All records, exactly as written, minus the pictures: copy them out.

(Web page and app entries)
::::

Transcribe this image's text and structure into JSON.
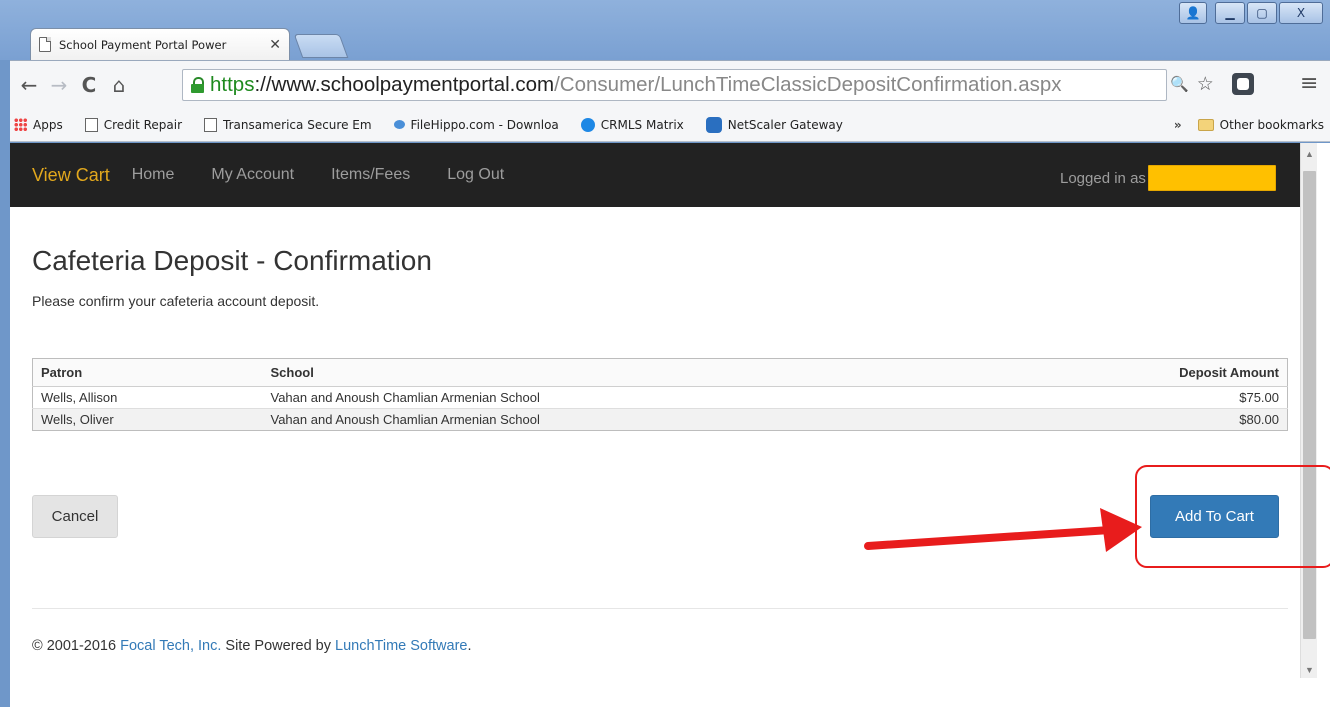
{
  "browser": {
    "tab_title": "School Payment Portal Power",
    "tab_close": "✕",
    "window_controls": {
      "user": "👤",
      "minimize": "▁",
      "maximize": "▢",
      "close": "X"
    },
    "nav": {
      "back": "←",
      "forward": "→",
      "reload": "C",
      "home": "⌂"
    },
    "url_scheme": "https",
    "url_host": "://www.schoolpaymentportal.com",
    "url_path": "/Consumer/LunchTimeClassicDepositConfirmation.aspx",
    "omnibox_icons": {
      "zoom": "🔍",
      "star": "☆"
    },
    "menu": "≡",
    "bookmarks": [
      {
        "label": "Apps",
        "icon": "apps-grid-icon"
      },
      {
        "label": "Credit Repair",
        "icon": "page-icon"
      },
      {
        "label": "Transamerica Secure Em",
        "icon": "page-icon"
      },
      {
        "label": "FileHippo.com - Downloa",
        "icon": "filehippo-icon"
      },
      {
        "label": "CRMLS Matrix",
        "icon": "crmls-icon"
      },
      {
        "label": "NetScaler Gateway",
        "icon": "netscaler-icon"
      }
    ],
    "bookmarks_overflow": "»",
    "other_bookmarks": "Other bookmarks"
  },
  "site_nav": {
    "brand": "View Cart",
    "links": [
      "Home",
      "My Account",
      "Items/Fees",
      "Log Out"
    ],
    "logged_in_label": "Logged in as"
  },
  "page": {
    "title": "Cafeteria Deposit - Confirmation",
    "subtitle": "Please confirm your cafeteria account deposit."
  },
  "table": {
    "headers": [
      "Patron",
      "School",
      "Deposit Amount"
    ],
    "rows": [
      {
        "patron": "Wells, Allison",
        "school": "Vahan and Anoush Chamlian Armenian School",
        "amount": "$75.00"
      },
      {
        "patron": "Wells, Oliver",
        "school": "Vahan and Anoush Chamlian Armenian School",
        "amount": "$80.00"
      }
    ]
  },
  "buttons": {
    "cancel": "Cancel",
    "add_to_cart": "Add To Cart"
  },
  "annotation": {
    "color": "#e81c1c"
  },
  "footer": {
    "prefix": "© 2001-2016 ",
    "company": "Focal Tech, Inc.",
    "middle": " Site Powered by ",
    "software": "LunchTime Software",
    "suffix": "."
  },
  "colors": {
    "navbar": "#222222",
    "brand": "#e2a81d",
    "primary_button": "#337ab7",
    "redaction": "#ffc000"
  }
}
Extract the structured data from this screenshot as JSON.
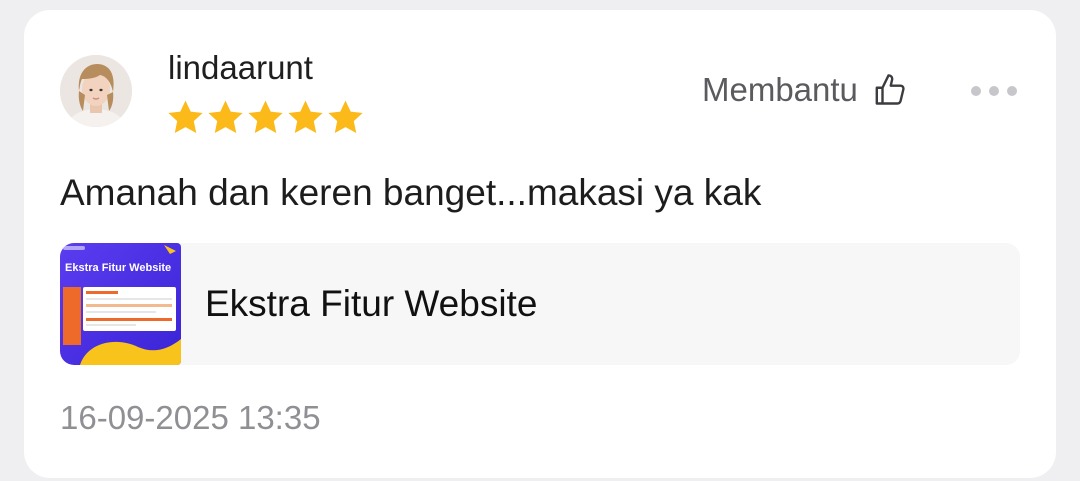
{
  "review": {
    "username": "lindaarunt",
    "rating": 5,
    "rating_max": 5,
    "text": "Amanah dan keren banget...makasi ya kak",
    "timestamp": "16-09-2025 13:35"
  },
  "actions": {
    "helpful_label": "Membantu",
    "helpful_icon": "thumbs-up-icon",
    "more_icon": "more-options-icon"
  },
  "product": {
    "name": "Ekstra Fitur Website",
    "thumbnail_text": "Ekstra Fitur Website"
  },
  "colors": {
    "star": "#fbb91a",
    "text_primary": "#1d1d1d",
    "text_secondary": "#5b5b5f",
    "timestamp": "#8f8f94",
    "product_bg": "#f7f7f8",
    "thumbnail_accent": "#4a2ee8"
  }
}
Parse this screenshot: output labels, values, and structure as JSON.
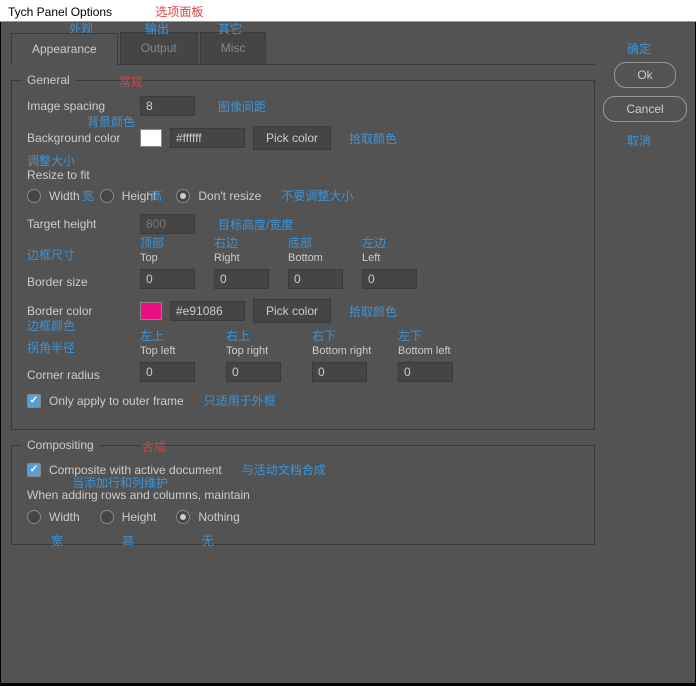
{
  "title": "Tych Panel Options",
  "title_zh": "选项面板",
  "tabs": {
    "appearance": "Appearance",
    "output": "Output",
    "misc": "Misc"
  },
  "tabs_zh": {
    "appearance": "外观",
    "output": "输出",
    "misc": "其它"
  },
  "buttons": {
    "ok": "Ok",
    "cancel": "Cancel",
    "pick": "Pick color"
  },
  "buttons_zh": {
    "ok": "确定",
    "cancel": "取消",
    "pick": "拾取颜色"
  },
  "general": {
    "legend": "General",
    "legend_zh": "常规",
    "spacing_label": "Image spacing",
    "spacing_val": "8",
    "spacing_zh": "图像间距",
    "bg_label": "Background color",
    "bg_label_zh": "背景颜色",
    "bg_hex": "#ffffff",
    "bg_swatch": "#ffffff",
    "resize_head": "Resize to fit",
    "resize_head_zh": "调整大小",
    "r_width": "Width",
    "r_width_zh": "宽",
    "r_height": "Height",
    "r_height_zh": "高",
    "r_none": "Don't resize",
    "r_none_zh": "不要调整大小",
    "target_label": "Target height",
    "target_val": "800",
    "target_zh": "目标高度/宽度",
    "border_label": "Border size",
    "border_label_zh": "边框尺寸",
    "col_top": "Top",
    "col_top_zh": "顶部",
    "col_right": "Right",
    "col_right_zh": "右边",
    "col_bottom": "Bottom",
    "col_bottom_zh": "底部",
    "col_left": "Left",
    "col_left_zh": "左边",
    "b_top": "0",
    "b_right": "0",
    "b_bottom": "0",
    "b_left": "0",
    "bcolor_label": "Border color",
    "bcolor_label_zh": "边框颜色",
    "bcolor_hex": "#e91086",
    "bcolor_swatch": "#e91086",
    "radius_label": "Corner radius",
    "radius_label_zh": "拐角半径",
    "c_tl": "Top left",
    "c_tl_zh": "左上",
    "c_tr": "Top right",
    "c_tr_zh": "右上",
    "c_br": "Bottom right",
    "c_br_zh": "右下",
    "c_bl": "Bottom left",
    "c_bl_zh": "左下",
    "r_tl": "0",
    "r_tr": "0",
    "r_br": "0",
    "r_bl": "0",
    "outer_label": "Only apply to outer frame",
    "outer_zh": "只适用于外框"
  },
  "comp": {
    "legend": "Compositing",
    "legend_zh": "合成",
    "active_label": "Composite with active document",
    "active_zh": "与活动文档合成",
    "maintain_head": "When adding rows and columns, maintain",
    "maintain_zh": "当添加行和列维护",
    "m_width": "Width",
    "m_width_zh": "宽",
    "m_height": "Height",
    "m_height_zh": "高",
    "m_nothing": "Nothing",
    "m_nothing_zh": "无"
  }
}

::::

• TASK ANSWER:
Transcribe this image's text and structure into JSON.
{
  "browser": {
    "tab_title": "School Payment Portal Power",
    "tab_close": "✕",
    "window_controls": {
      "user": "👤",
      "minimize": "▁",
      "maximize": "▢",
      "close": "X"
    },
    "nav": {
      "back": "←",
      "forward": "→",
      "reload": "C",
      "home": "⌂"
    },
    "url_scheme": "https",
    "url_host": "://www.schoolpaymentportal.com",
    "url_path": "/Consumer/LunchTimeClassicDepositConfirmation.aspx",
    "omnibox_icons": {
      "zoom": "🔍",
      "star": "☆"
    },
    "menu": "≡",
    "bookmarks": [
      {
        "label": "Apps",
        "icon": "apps-grid-icon"
      },
      {
        "label": "Credit Repair",
        "icon": "page-icon"
      },
      {
        "label": "Transamerica Secure Em",
        "icon": "page-icon"
      },
      {
        "label": "FileHippo.com - Downloa",
        "icon": "filehippo-icon"
      },
      {
        "label": "CRMLS Matrix",
        "icon": "crmls-icon"
      },
      {
        "label": "NetScaler Gateway",
        "icon": "netscaler-icon"
      }
    ],
    "bookmarks_overflow": "»",
    "other_bookmarks": "Other bookmarks"
  },
  "site_nav": {
    "brand": "View Cart",
    "links": [
      "Home",
      "My Account",
      "Items/Fees",
      "Log Out"
    ],
    "logged_in_label": "Logged in as"
  },
  "page": {
    "title": "Cafeteria Deposit - Confirmation",
    "subtitle": "Please confirm your cafeteria account deposit."
  },
  "table": {
    "headers": [
      "Patron",
      "School",
      "Deposit Amount"
    ],
    "rows": [
      {
        "patron": "Wells, Allison",
        "school": "Vahan and Anoush Chamlian Armenian School",
        "amount": "$75.00"
      },
      {
        "patron": "Wells, Oliver",
        "school": "Vahan and Anoush Chamlian Armenian School",
        "amount": "$80.00"
      }
    ]
  },
  "buttons": {
    "cancel": "Cancel",
    "add_to_cart": "Add To Cart"
  },
  "annotation": {
    "color": "#e81c1c"
  },
  "footer": {
    "prefix": "© 2001-2016 ",
    "company": "Focal Tech, Inc.",
    "middle": " Site Powered by ",
    "software": "LunchTime Software",
    "suffix": "."
  },
  "colors": {
    "navbar": "#222222",
    "brand": "#e2a81d",
    "primary_button": "#337ab7",
    "redaction": "#ffc000"
  }
}
Extract the structured data from this screenshot as JSON.
{
  "review": {
    "username": "lindaarunt",
    "rating": 5,
    "rating_max": 5,
    "text": "Amanah dan keren banget...makasi ya kak",
    "timestamp": "16-09-2025 13:35"
  },
  "actions": {
    "helpful_label": "Membantu",
    "helpful_icon": "thumbs-up-icon",
    "more_icon": "more-options-icon"
  },
  "product": {
    "name": "Ekstra Fitur Website",
    "thumbnail_text": "Ekstra Fitur Website"
  },
  "colors": {
    "star": "#fbb91a",
    "text_primary": "#1d1d1d",
    "text_secondary": "#5b5b5f",
    "timestamp": "#8f8f94",
    "product_bg": "#f7f7f8",
    "thumbnail_accent": "#4a2ee8"
  }
}
Parse this screenshot: output labels, values, and structure as JSON.
{
  "title": "Tych Panel Options",
  "title_zh": "选项面板",
  "tabs": {
    "appearance": "Appearance",
    "output": "Output",
    "misc": "Misc"
  },
  "tabs_zh": {
    "appearance": "外观",
    "output": "输出",
    "misc": "其它"
  },
  "buttons": {
    "ok": "Ok",
    "cancel": "Cancel",
    "pick": "Pick color"
  },
  "buttons_zh": {
    "ok": "确定",
    "cancel": "取消",
    "pick": "拾取颜色"
  },
  "general": {
    "legend": "General",
    "legend_zh": "常规",
    "spacing_label": "Image spacing",
    "spacing_val": "8",
    "spacing_zh": "图像间距",
    "bg_label": "Background color",
    "bg_label_zh": "背景颜色",
    "bg_hex": "#ffffff",
    "bg_swatch": "#ffffff",
    "resize_head": "Resize to fit",
    "resize_head_zh": "调整大小",
    "r_width": "Width",
    "r_width_zh": "宽",
    "r_height": "Height",
    "r_height_zh": "高",
    "r_none": "Don't resize",
    "r_none_zh": "不要调整大小",
    "target_label": "Target height",
    "target_val": "800",
    "target_zh": "目标高度/宽度",
    "border_label": "Border size",
    "border_label_zh": "边框尺寸",
    "col_top": "Top",
    "col_top_zh": "顶部",
    "col_right": "Right",
    "col_right_zh": "右边",
    "col_bottom": "Bottom",
    "col_bottom_zh": "底部",
    "col_left": "Left",
    "col_left_zh": "左边",
    "b_top": "0",
    "b_right": "0",
    "b_bottom": "0",
    "b_left": "0",
    "bcolor_label": "Border color",
    "bcolor_label_zh": "边框颜色",
    "bcolor_hex": "#e91086",
    "bcolor_swatch": "#e91086",
    "radius_label": "Corner radius",
    "radius_label_zh": "拐角半径",
    "c_tl": "Top left",
    "c_tl_zh": "左上",
    "c_tr": "Top right",
    "c_tr_zh": "右上",
    "c_br": "Bottom right",
    "c_br_zh": "右下",
    "c_bl": "Bottom left",
    "c_bl_zh": "左下",
    "r_tl": "0",
    "r_tr": "0",
    "r_br": "0",
    "r_bl": "0",
    "outer_label": "Only apply to outer frame",
    "outer_zh": "只适用于外框"
  },
  "comp": {
    "legend": "Compositing",
    "legend_zh": "合成",
    "active_label": "Composite with active document",
    "active_zh": "与活动文档合成",
    "maintain_head": "When adding rows and columns, maintain",
    "maintain_zh": "当添加行和列维护",
    "m_width": "Width",
    "m_width_zh": "宽",
    "m_height": "Height",
    "m_height_zh": "高",
    "m_nothing": "Nothing",
    "m_nothing_zh": "无"
  }
}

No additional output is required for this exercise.